The recent European parliament elections seem a remote event to most people outside the EU, but this time around it might contain a lesson or two for America as well.
The usual election-eve dread of the ultranationalist bogeyman proved overdrawn this time; their slight gains won’t disturb anyone’s sleep for a while. And the center-left lost its majority coalition, but not to the far-right.
Who, then, did win the European parliamentary elections?
“The Greens and the Liberals were the winners of the day,” Sweden’s former prime minister and foreign minister Carl Bildt told NPR, adding that far-right gains were “fairly marginal,” and were less than had been predicted.
That’s true, according to the bare numbers. But the real winner did not even appear on the ballot. For the real winner was: Russia.
This is not about Russian interference in Western democracies, though there probably was some of that. EU investigators found evidence of a Russian disinformation campaign using phony online political groups (we’ve been there). For example, a bid to ramp up continental discord by rumoring that the Notre-Dame fire was caused by Islamic terrorists.
How much this malicious chatter actually pushed up right-wing, anti-immigrant sentiment is not known. What is clear, though, is that the Russian bear gained significantly in other ways, without lifting a paw, thanks to the Greens.
The Greens continued to improve their standing at the polls, especially in France, Germany and the U.K. They have outgrown their early image as a fringe protest movement, having attained respectability after working for years in various governing coalitions. In Germany, they are now the second biggest political party.
And as the Guardian newspaper notes, “they have consolidated a manifesto that puts social justice and human rights at the heart of the fight for the planet, drawing in voters disillusioned with mainstream center-left parties.”
This will mean, of course, that measures to counter climate change will have a smoother path to passage, and the leftward lean of European politics will become even more pronounced.
But it means something else, too. Environmentally friendly policies, it turns out, are also Russia-friendly policies.
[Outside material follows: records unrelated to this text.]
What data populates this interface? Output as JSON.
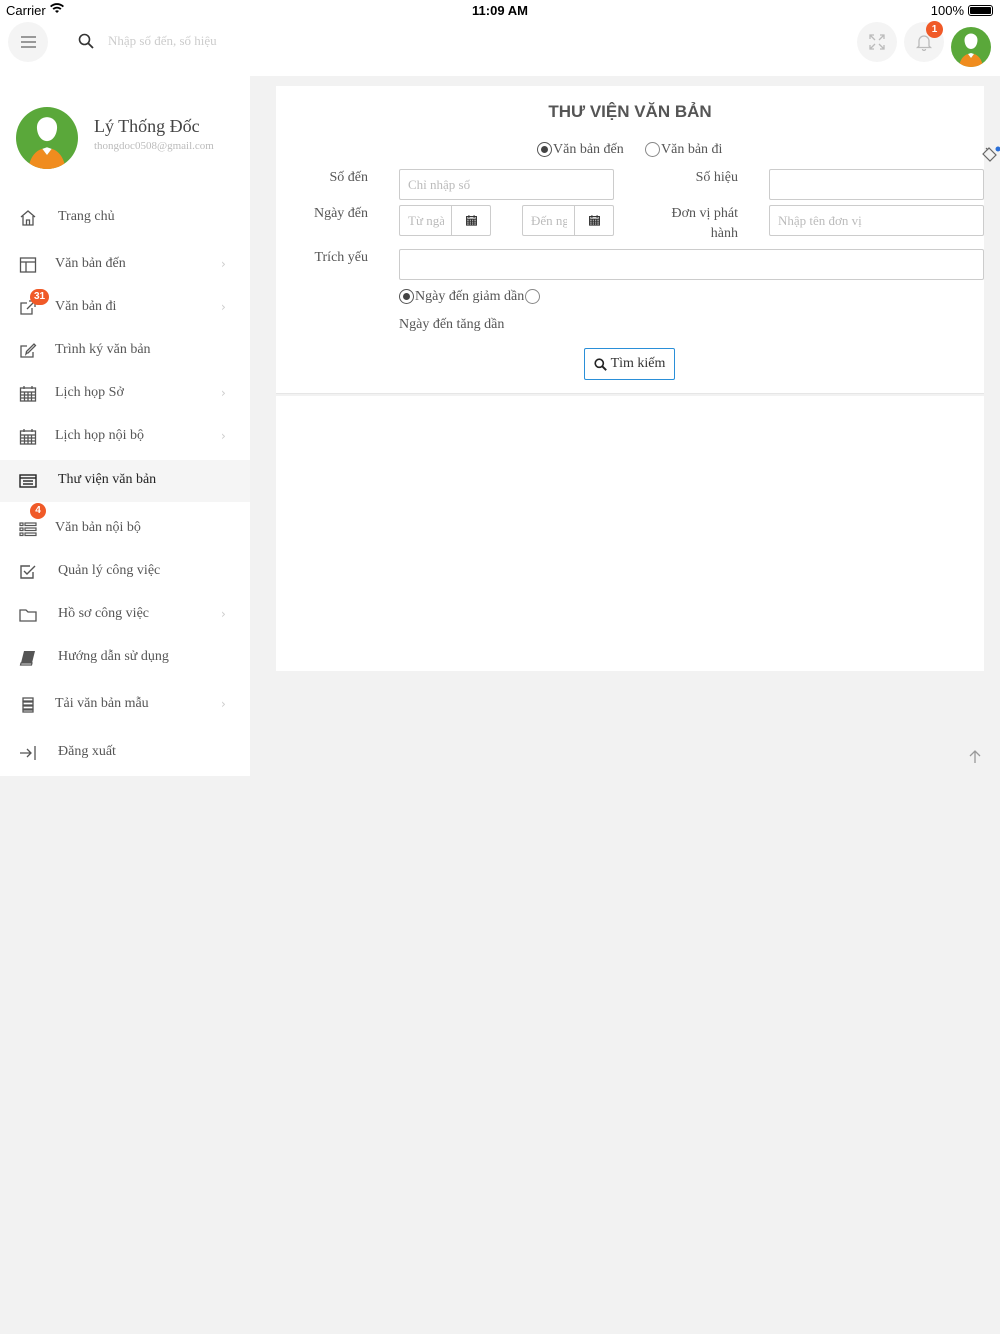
{
  "status_bar": {
    "carrier": "Carrier",
    "time": "11:09 AM",
    "battery": "100%"
  },
  "header": {
    "search_placeholder": "Nhập số đến, số hiệu",
    "notification_count": "1"
  },
  "profile": {
    "name": "Lý Thống Đốc",
    "email": "thongdoc0508@gmail.com"
  },
  "sidebar": {
    "items": [
      {
        "label": "Trang chủ",
        "icon": "home-icon",
        "has_chevron": false
      },
      {
        "label": "Văn bản đến",
        "icon": "inbox-doc-icon",
        "has_chevron": true
      },
      {
        "label": "Văn bản đi",
        "icon": "outbox-doc-icon",
        "has_chevron": true,
        "badge": "31"
      },
      {
        "label": "Trình ký văn bản",
        "icon": "edit-icon",
        "has_chevron": false
      },
      {
        "label": "Lịch họp Sở",
        "icon": "calendar-icon",
        "has_chevron": true
      },
      {
        "label": "Lịch họp nội bộ",
        "icon": "calendar-icon",
        "has_chevron": true
      },
      {
        "label": "Thư viện văn bản",
        "icon": "library-icon",
        "has_chevron": false,
        "active": true
      },
      {
        "label": "Văn bản nội bộ",
        "icon": "list-icon",
        "has_chevron": false,
        "badge": "4"
      },
      {
        "label": "Quản lý công việc",
        "icon": "checkbox-icon",
        "has_chevron": false
      },
      {
        "label": "Hồ sơ công việc",
        "icon": "folder-icon",
        "has_chevron": true
      },
      {
        "label": "Hướng dẫn sử dụng",
        "icon": "book-icon",
        "has_chevron": false
      },
      {
        "label": "Tải văn bản mẫu",
        "icon": "database-icon",
        "has_chevron": true
      },
      {
        "label": "Đăng xuất",
        "icon": "logout-icon",
        "has_chevron": false
      }
    ]
  },
  "form": {
    "title": "THƯ VIỆN VĂN BẢN",
    "doc_type_incoming": "Văn bản đến",
    "doc_type_outgoing": "Văn bản đi",
    "so_den_label": "Số đến",
    "so_den_placeholder": "Chỉ nhập số",
    "so_hieu_label": "Số hiệu",
    "so_hieu_value": "",
    "ngay_den_label": "Ngày đến",
    "from_date_placeholder": "Từ ngày",
    "to_date_placeholder": "Đến ngày",
    "don_vi_label_1": "Đơn vị phát",
    "don_vi_label_2": "hành",
    "don_vi_placeholder": "Nhập tên đơn vị",
    "trich_yeu_label": "Trích yếu",
    "trich_yeu_value": "",
    "sort_desc": "Ngày đến giảm dần",
    "sort_asc": "Ngày đến tăng dần",
    "search_button": "Tìm kiếm"
  },
  "colors": {
    "accent": "#2a8fd8",
    "badge": "#f05a28",
    "avatar": "#5aa83a"
  }
}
Not that the Greens are in cahoots with the Kremlin, but getting rid of coal and eschewing nuclear power will mean that Europe will have to look for a supplier of natural gas. For that, it will have to look to Russia.
(In this development lies a deep irony. Russia, especially in the Soviet era, has been an unchecked despoiler of the environment, and yet it now appears likely to capitalize on the West’s crusade to save the environment.)
Increased dependence on Russian gas will inevitably induce a pro-Moscow tilt. Thus, the greening of the European left translates into “a huge victory for Russia,” in the words of policy-planning expert Jakub Grygiel, writing in the conservative American Interest.
Furthermore, Grygiel writes, “a ‘greener’ EU will weaken Europe. As Europe cuts its emissions, hostile powers are making it more dependent … The Greens claim they are concerned with global challenges, but in effect they are turning Europe into the weakest link in a rapidly accelerating great power competition.”
Critics of green policies usually focus — correctly — on the prohibitive cost of crash programs to convert economies from dirty fuels to clean.
In the United States, the debate over the Green New Deal is all about the stupendous price tag; the chat is in the multi-trillions.
Rep. Alexandria Ocasio-Cortez has guesstimated that to do all it’s supposed to do — fight climate change, expand the social safety net and stimulate the economy — would cost at least $10 trillion.
She concedes it’s “a ton,” and “people are going to call it unrealistic,” but insists there’s no choice. It’s either that or the end of the world — or at least a 10 percent drop in GDP. “I just don’t think people understand how bad the problem is,” she said.
Some people think it will cost more than a ton. It would amount to between $51 trillion and $93 trillion over 10 years, according to the center-right policy American Action Forum. That includes between $8.3 trillion and $12.3 trillion for a total carbon cleanout, and between $42.8 trillion and $80.6 trillion for jobs and health care for all.
Unlike in Europe, natural gas deposits in North America are such that Russia will have no stake in this. But political ramifications there certainly would be.
American Action Forum warns that “its further expansion of the federal government’s role in some of the most basic decisions of daily life … would likely have a more lasting and damaging impact than its enormous price tag.”
In other words, the result would be a regulatory dystopia. GND would give the government unprecedented control of the means of production and marketing, beyond even anything Franklin Roosevelt, of the original New Deal, dared hope for.
The potential economy-wrecking impact of the GND could weaken the U.S. to a point where it would be incapable of continuing in its role of superpower guardian of freedom and free economies. Another huge victory for Russia … and China, too.